August 31st, 2010 by jolan in wine varieties and styles
Cataluña is a region in northeastern Spain, nestled on the Mediterranean coast and stretching into southeastern France. Cataluña is populated by proud, independent people who consider themselves neither Spanish nor French but first and foremost Catalan. The majority of Cataluña’s populace is bilingual, speaking both Spanish and Catalan (Cataluña is “Catalunya” in Catalan). Barcelona, the artfully picturesque Mediterranean port city, is Spain’s second largest and the capital of Cataluña.
Cataluña’s sense of strong independence is exemplified by its wine making history. In the early 1870s, Catalan José Raventos was the first in Spain to make sparkling wine in the traditional, Champagne-style method (aka méthode champenoise). Thus Cava, Spanish sparkling wine, was born.

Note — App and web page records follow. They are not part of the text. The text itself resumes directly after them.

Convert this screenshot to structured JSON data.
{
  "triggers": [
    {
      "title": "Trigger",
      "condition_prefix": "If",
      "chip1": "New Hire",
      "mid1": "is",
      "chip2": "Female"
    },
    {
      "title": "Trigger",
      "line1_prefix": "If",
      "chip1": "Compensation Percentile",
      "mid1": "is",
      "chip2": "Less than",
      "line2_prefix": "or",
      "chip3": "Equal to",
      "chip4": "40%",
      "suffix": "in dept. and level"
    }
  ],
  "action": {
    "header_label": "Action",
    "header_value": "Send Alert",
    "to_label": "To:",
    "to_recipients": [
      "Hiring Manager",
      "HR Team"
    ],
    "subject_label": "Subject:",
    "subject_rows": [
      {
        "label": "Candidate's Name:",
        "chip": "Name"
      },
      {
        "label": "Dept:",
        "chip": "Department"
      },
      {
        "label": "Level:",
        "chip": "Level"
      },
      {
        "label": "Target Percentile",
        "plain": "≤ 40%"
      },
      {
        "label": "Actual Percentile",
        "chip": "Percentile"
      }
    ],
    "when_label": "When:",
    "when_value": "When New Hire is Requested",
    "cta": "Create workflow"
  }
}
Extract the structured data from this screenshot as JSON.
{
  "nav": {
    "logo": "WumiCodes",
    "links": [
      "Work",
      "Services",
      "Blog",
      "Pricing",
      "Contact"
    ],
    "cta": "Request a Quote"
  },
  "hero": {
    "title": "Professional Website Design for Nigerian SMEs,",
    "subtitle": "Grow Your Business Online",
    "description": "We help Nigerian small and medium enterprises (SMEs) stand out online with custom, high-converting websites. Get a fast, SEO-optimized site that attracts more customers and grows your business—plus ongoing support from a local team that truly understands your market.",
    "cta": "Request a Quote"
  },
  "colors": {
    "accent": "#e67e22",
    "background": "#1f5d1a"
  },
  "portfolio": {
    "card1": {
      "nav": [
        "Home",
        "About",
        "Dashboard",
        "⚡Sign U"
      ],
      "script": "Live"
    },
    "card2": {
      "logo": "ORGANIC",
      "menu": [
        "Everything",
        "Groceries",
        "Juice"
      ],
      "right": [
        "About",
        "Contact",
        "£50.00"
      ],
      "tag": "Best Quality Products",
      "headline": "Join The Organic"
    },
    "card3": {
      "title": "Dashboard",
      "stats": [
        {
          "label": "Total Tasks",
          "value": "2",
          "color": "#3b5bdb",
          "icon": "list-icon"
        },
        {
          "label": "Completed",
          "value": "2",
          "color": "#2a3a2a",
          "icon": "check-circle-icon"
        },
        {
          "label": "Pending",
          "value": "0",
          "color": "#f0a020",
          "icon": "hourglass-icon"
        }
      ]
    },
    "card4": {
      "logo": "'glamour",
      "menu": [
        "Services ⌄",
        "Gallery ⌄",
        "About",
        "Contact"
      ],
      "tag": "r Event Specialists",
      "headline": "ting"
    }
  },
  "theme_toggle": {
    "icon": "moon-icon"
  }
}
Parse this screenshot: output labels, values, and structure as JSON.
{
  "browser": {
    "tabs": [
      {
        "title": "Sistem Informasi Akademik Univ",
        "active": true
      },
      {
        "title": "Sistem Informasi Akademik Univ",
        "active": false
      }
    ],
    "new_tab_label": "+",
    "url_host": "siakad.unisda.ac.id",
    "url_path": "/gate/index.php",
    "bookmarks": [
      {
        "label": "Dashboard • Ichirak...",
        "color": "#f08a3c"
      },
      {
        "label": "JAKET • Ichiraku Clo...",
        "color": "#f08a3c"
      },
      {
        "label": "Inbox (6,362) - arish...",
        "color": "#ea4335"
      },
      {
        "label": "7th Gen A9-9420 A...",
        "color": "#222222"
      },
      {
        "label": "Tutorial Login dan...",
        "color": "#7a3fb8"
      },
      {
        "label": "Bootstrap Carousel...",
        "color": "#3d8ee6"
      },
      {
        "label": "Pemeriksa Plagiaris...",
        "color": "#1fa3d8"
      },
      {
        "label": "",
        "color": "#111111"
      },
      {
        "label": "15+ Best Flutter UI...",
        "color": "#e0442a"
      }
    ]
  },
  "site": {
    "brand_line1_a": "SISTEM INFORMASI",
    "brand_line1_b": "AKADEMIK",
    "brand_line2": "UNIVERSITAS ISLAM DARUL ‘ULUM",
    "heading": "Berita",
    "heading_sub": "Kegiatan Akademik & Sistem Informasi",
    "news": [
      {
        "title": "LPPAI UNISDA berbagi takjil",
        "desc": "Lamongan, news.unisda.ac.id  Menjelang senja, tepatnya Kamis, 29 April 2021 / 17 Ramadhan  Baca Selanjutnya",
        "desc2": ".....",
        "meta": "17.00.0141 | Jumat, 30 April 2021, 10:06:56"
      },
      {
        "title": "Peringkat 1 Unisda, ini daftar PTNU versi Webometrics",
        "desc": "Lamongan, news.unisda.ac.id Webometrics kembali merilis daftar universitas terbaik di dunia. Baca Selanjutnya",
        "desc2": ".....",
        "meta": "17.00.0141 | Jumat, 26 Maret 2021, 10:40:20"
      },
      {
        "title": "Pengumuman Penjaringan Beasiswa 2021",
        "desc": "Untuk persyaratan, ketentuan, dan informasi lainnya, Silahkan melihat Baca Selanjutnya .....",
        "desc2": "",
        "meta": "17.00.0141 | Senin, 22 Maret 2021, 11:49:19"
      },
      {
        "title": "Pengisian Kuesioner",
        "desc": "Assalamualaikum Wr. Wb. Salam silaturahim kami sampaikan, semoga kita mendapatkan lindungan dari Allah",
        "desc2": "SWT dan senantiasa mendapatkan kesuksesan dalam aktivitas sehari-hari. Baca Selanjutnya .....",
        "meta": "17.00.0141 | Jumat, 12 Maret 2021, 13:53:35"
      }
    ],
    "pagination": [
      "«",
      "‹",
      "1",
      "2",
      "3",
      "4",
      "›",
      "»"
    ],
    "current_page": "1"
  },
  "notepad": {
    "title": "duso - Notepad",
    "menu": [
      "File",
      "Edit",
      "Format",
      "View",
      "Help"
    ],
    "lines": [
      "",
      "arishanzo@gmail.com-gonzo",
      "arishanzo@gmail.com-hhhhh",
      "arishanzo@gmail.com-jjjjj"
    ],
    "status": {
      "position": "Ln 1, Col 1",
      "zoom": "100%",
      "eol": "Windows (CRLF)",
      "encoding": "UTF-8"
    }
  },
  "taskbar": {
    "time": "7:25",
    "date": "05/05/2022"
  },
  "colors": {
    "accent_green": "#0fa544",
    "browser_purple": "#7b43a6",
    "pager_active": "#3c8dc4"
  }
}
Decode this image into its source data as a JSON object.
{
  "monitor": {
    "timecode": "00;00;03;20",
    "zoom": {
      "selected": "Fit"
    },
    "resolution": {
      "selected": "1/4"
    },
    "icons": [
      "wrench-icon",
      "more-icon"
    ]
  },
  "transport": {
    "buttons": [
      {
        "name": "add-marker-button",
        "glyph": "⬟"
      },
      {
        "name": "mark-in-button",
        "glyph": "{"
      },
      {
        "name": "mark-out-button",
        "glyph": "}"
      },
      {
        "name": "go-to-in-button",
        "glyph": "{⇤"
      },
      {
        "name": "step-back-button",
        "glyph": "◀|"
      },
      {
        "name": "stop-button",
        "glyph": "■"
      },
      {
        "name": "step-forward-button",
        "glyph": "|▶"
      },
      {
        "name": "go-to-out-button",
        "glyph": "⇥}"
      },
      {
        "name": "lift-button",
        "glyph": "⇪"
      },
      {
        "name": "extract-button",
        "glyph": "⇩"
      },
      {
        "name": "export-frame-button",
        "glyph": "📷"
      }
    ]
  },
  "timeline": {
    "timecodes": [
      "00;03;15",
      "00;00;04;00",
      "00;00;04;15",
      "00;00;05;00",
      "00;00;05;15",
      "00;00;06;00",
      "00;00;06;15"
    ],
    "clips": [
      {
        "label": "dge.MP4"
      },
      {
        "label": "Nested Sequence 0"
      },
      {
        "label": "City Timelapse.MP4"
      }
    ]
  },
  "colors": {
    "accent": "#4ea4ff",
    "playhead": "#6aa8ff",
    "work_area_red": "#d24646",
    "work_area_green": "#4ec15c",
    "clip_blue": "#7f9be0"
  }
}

Today, Cataluña produces 95 percent of Spanish Cava. Cava is traditionally made with Macabeo, Parellada and Xarel-lo grapes, though the ubiquitous Chardonnay is becoming more and more apparent in Cava. The exotic-sounding Xarel-lo is a grape indigenous to Spain, and lends Cava its characteristic earthy aromas. Cava, like other sparkling wines, ranges from brutally dry to what the Catalans call “dolsec”, very sweet.
Beyond Cava, Cataluña produces a diverse range of wines, from dry, crisp whites to deeply powerful reds. The triad of Cava grapes is also used to produce Cataluña’s cool-fermented, still white wines in addition to sparkling wine; on the red side of things, Tempranillo, Garnacha and Monastrell make traditional, full-bodied wines. Priorat, a region within greater Cataluña, produces some truly delicious reds from Garnacha and Cariñena.
Cava, though, is what summer seriously calls for, especially as we enjoy the last few weeks of generous sun. Cava is delicious on its own, but you might like to try it with a few Catalan-inspired foods like pa amb tomàquet (bread smeared with olive oil and fresh tomatoes) or calçots (grilled green onions). If the Catalan names are too big of a mouthful, feel free to wash them down with a big gulp of Spanish Cava.